Extracted records:

——

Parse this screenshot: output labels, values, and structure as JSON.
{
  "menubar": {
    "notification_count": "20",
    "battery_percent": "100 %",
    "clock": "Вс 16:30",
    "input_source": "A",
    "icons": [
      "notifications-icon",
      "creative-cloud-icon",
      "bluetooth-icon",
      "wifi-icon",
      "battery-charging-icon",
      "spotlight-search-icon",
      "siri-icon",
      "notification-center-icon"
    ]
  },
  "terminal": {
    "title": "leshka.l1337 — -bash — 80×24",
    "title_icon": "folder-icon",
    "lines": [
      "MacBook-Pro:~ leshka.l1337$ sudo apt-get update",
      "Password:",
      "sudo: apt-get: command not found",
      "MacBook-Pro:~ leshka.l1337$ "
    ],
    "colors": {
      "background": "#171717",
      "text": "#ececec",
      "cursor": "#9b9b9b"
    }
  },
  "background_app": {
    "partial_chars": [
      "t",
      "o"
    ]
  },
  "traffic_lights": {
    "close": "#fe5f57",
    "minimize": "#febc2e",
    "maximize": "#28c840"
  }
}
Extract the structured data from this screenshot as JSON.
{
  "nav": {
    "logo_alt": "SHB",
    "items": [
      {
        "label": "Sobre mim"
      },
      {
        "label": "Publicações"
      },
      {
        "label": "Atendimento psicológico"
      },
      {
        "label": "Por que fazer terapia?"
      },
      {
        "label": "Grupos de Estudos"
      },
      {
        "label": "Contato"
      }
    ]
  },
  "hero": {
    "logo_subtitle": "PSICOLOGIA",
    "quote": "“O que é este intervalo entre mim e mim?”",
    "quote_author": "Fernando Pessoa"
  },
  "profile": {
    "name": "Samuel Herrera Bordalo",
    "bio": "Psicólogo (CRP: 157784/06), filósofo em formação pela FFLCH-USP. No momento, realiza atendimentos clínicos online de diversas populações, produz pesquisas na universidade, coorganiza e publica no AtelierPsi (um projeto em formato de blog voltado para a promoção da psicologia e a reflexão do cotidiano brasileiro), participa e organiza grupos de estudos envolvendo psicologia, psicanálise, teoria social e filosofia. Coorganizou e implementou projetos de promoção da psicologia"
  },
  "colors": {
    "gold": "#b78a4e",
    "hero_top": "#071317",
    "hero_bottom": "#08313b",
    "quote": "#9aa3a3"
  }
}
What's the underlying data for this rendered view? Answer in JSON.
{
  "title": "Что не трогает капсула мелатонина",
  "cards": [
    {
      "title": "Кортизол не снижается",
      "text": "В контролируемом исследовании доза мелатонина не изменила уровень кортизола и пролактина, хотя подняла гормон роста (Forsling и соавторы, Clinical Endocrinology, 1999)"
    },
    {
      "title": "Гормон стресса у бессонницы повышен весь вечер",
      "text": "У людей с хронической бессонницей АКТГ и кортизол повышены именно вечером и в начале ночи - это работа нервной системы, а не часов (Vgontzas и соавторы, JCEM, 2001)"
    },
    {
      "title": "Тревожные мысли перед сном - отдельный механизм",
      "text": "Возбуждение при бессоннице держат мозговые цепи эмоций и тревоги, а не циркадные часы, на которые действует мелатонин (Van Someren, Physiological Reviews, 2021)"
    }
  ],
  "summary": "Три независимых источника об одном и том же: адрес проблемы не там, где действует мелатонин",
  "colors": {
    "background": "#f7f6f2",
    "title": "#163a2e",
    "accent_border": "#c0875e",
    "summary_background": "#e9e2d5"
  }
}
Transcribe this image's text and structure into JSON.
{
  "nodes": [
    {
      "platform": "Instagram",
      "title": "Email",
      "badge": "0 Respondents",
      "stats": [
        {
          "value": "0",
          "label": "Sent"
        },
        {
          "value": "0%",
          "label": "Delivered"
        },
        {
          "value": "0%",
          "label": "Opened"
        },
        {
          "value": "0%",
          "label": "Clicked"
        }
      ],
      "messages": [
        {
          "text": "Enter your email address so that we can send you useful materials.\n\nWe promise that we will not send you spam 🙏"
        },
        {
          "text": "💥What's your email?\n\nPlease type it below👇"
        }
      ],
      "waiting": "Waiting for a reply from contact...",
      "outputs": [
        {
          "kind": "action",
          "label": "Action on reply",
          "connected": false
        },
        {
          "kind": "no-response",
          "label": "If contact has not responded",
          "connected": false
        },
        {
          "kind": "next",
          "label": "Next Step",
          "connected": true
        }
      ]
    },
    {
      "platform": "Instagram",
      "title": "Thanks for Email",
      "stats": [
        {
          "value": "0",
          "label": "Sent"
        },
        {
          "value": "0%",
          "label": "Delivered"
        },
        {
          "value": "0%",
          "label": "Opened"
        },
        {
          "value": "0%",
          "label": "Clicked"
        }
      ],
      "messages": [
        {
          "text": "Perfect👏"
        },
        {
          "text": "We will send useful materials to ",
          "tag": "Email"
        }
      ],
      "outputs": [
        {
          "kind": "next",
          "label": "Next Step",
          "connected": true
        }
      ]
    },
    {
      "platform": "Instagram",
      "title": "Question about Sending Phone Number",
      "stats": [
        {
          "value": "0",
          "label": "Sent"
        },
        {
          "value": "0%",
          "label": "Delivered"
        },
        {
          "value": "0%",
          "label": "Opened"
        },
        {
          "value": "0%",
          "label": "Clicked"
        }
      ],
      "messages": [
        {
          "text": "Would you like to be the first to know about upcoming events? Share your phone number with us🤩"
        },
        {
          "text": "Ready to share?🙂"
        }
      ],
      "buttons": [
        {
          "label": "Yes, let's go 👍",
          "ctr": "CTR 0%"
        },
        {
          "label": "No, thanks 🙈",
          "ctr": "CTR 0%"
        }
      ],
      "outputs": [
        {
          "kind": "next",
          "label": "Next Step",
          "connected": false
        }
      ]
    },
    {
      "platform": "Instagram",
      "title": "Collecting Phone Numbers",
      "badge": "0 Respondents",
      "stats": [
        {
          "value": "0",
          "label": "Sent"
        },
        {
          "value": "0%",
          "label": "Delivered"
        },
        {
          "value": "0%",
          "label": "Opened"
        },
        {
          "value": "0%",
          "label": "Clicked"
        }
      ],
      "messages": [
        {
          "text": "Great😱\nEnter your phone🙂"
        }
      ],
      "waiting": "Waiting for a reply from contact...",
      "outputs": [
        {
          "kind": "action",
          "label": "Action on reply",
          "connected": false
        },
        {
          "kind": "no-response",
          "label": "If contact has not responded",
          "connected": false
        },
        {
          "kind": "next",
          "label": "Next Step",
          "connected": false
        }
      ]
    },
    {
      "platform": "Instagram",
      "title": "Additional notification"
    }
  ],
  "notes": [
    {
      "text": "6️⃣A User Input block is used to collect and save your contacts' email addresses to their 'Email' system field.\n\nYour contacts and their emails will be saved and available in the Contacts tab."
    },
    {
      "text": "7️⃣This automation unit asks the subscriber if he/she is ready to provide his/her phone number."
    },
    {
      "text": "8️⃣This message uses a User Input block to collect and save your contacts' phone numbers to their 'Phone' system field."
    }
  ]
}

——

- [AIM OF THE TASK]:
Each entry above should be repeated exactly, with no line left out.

- [SOLUTION TO THE PROBLEM]:
Parse this screenshot: output labels, values, and structure as JSON.
{
  "menubar": {
    "notification_count": "20",
    "battery_percent": "100 %",
    "clock": "Вс 16:30",
    "input_source": "A",
    "icons": [
      "notifications-icon",
      "creative-cloud-icon",
      "bluetooth-icon",
      "wifi-icon",
      "battery-charging-icon",
      "spotlight-search-icon",
      "siri-icon",
      "notification-center-icon"
    ]
  },
  "terminal": {
    "title": "leshka.l1337 — -bash — 80×24",
    "title_icon": "folder-icon",
    "lines": [
      "MacBook-Pro:~ leshka.l1337$ sudo apt-get update",
      "Password:",
      "sudo: apt-get: command not found",
      "MacBook-Pro:~ leshka.l1337$ "
    ],
    "colors": {
      "background": "#171717",
      "text": "#ececec",
      "cursor": "#9b9b9b"
    }
  },
  "background_app": {
    "partial_chars": [
      "t",
      "o"
    ]
  },
  "traffic_lights": {
    "close": "#fe5f57",
    "minimize": "#febc2e",
    "maximize": "#28c840"
  }
}
Extract the structured data from this screenshot as JSON.
{
  "nav": {
    "logo_alt": "SHB",
    "items": [
      {
        "label": "Sobre mim"
      },
      {
        "label": "Publicações"
      },
      {
        "label": "Atendimento psicológico"
      },
      {
        "label": "Por que fazer terapia?"
      },
      {
        "label": "Grupos de Estudos"
      },
      {
        "label": "Contato"
      }
    ]
  },
  "hero": {
    "logo_subtitle": "PSICOLOGIA",
    "quote": "“O que é este intervalo entre mim e mim?”",
    "quote_author": "Fernando Pessoa"
  },
  "profile": {
    "name": "Samuel Herrera Bordalo",
    "bio": "Psicólogo (CRP: 157784/06), filósofo em formação pela FFLCH-USP. No momento, realiza atendimentos clínicos online de diversas populações, produz pesquisas na universidade, coorganiza e publica no AtelierPsi (um projeto em formato de blog voltado para a promoção da psicologia e a reflexão do cotidiano brasileiro), participa e organiza grupos de estudos envolvendo psicologia, psicanálise, teoria social e filosofia. Coorganizou e implementou projetos de promoção da psicologia"
  },
  "colors": {
    "gold": "#b78a4e",
    "hero_top": "#071317",
    "hero_bottom": "#08313b",
    "quote": "#9aa3a3"
  }
}
What's the underlying data for this rendered view? Answer in JSON.
{
  "title": "Что не трогает капсула мелатонина",
  "cards": [
    {
      "title": "Кортизол не снижается",
      "text": "В контролируемом исследовании доза мелатонина не изменила уровень кортизола и пролактина, хотя подняла гормон роста (Forsling и соавторы, Clinical Endocrinology, 1999)"
    },
    {
      "title": "Гормон стресса у бессонницы повышен весь вечер",
      "text": "У людей с хронической бессонницей АКТГ и кортизол повышены именно вечером и в начале ночи - это работа нервной системы, а не часов (Vgontzas и соавторы, JCEM, 2001)"
    },
    {
      "title": "Тревожные мысли перед сном - отдельный механизм",
      "text": "Возбуждение при бессоннице держат мозговые цепи эмоций и тревоги, а не циркадные часы, на которые действует мелатонин (Van Someren, Physiological Reviews, 2021)"
    }
  ],
  "summary": "Три независимых источника об одном и том же: адрес проблемы не там, где действует мелатонин",
  "colors": {
    "background": "#f7f6f2",
    "title": "#163a2e",
    "accent_border": "#c0875e",
    "summary_background": "#e9e2d5"
  }
}
Transcribe this image's text and structure into JSON.
{
  "nodes": [
    {
      "platform": "Instagram",
      "title": "Email",
      "badge": "0 Respondents",
      "stats": [
        {
          "value": "0",
          "label": "Sent"
        },
        {
          "value": "0%",
          "label": "Delivered"
        },
        {
          "value": "0%",
          "label": "Opened"
        },
        {
          "value": "0%",
          "label": "Clicked"
        }
      ],
      "messages": [
        {
          "text": "Enter your email address so that we can send you useful materials.\n\nWe promise that we will not send you spam 🙏"
        },
        {
          "text": "💥What's your email?\n\nPlease type it below👇"
        }
      ],
      "waiting": "Waiting for a reply from contact...",
      "outputs": [
        {
          "kind": "action",
          "label": "Action on reply",
          "connected": false
        },
        {
          "kind": "no-response",
          "label": "If contact has not responded",
          "connected": false
        },
        {
          "kind": "next",
          "label": "Next Step",
          "connected": true
        }
      ]
    },
    {
      "platform": "Instagram",
      "title": "Thanks for Email",
      "stats": [
        {
          "value": "0",
          "label": "Sent"
        },
        {
          "value": "0%",
          "label": "Delivered"
        },
        {
          "value": "0%",
          "label": "Opened"
        },
        {
          "value": "0%",
          "label": "Clicked"
        }
      ],
      "messages": [
        {
          "text": "Perfect👏"
        },
        {
          "text": "We will send useful materials to ",
          "tag": "Email"
        }
      ],
      "outputs": [
        {
          "kind": "next",
          "label": "Next Step",
          "connected": true
        }
      ]
    },
    {
      "platform": "Instagram",
      "title": "Question about Sending Phone Number",
      "stats": [
        {
          "value": "0",
          "label": "Sent"
        },
        {
          "value": "0%",
          "label": "Delivered"
        },
        {
          "value": "0%",
          "label": "Opened"
        },
        {
          "value": "0%",
          "label": "Clicked"
        }
      ],
      "messages": [
        {
          "text": "Would you like to be the first to know about upcoming events? Share your phone number with us🤩"
        },
        {
          "text": "Ready to share?🙂"
        }
      ],
      "buttons": [
        {
          "label": "Yes, let's go 👍",
          "ctr": "CTR 0%"
        },
        {
          "label": "No, thanks 🙈",
          "ctr": "CTR 0%"
        }
      ],
      "outputs": [
        {
          "kind": "next",
          "label": "Next Step",
          "connected": false
        }
      ]
    },
    {
      "platform": "Instagram",
      "title": "Collecting Phone Numbers",
      "badge": "0 Respondents",
      "stats": [
        {
          "value": "0",
          "label": "Sent"
        },
        {
          "value": "0%",
          "label": "Delivered"
        },
        {
          "value": "0%",
          "label": "Opened"
        },
        {
          "value": "0%",
          "label": "Clicked"
        }
      ],
      "messages": [
        {
          "text": "Great😱\nEnter your phone🙂"
        }
      ],
      "waiting": "Waiting for a reply from contact...",
      "outputs": [
        {
          "kind": "action",
          "label": "Action on reply",
          "connected": false
        },
        {
          "kind": "no-response",
          "label": "If contact has not responded",
          "connected": false
        },
        {
          "kind": "next",
          "label": "Next Step",
          "connected": false
        }
      ]
    },
    {
      "platform": "Instagram",
      "title": "Additional notification"
    }
  ],
  "notes": [
    {
      "text": "6️⃣A User Input block is used to collect and save your contacts' email addresses to their 'Email' system field.\n\nYour contacts and their emails will be saved and available in the Contacts tab."
    },
    {
      "text": "7️⃣This automation unit asks the subscriber if he/she is ready to provide his/her phone number."
    },
    {
      "text": "8️⃣This message uses a User Input block to collect and save your contacts' phone numbers to their 'Phone' system field."
    }
  ]
}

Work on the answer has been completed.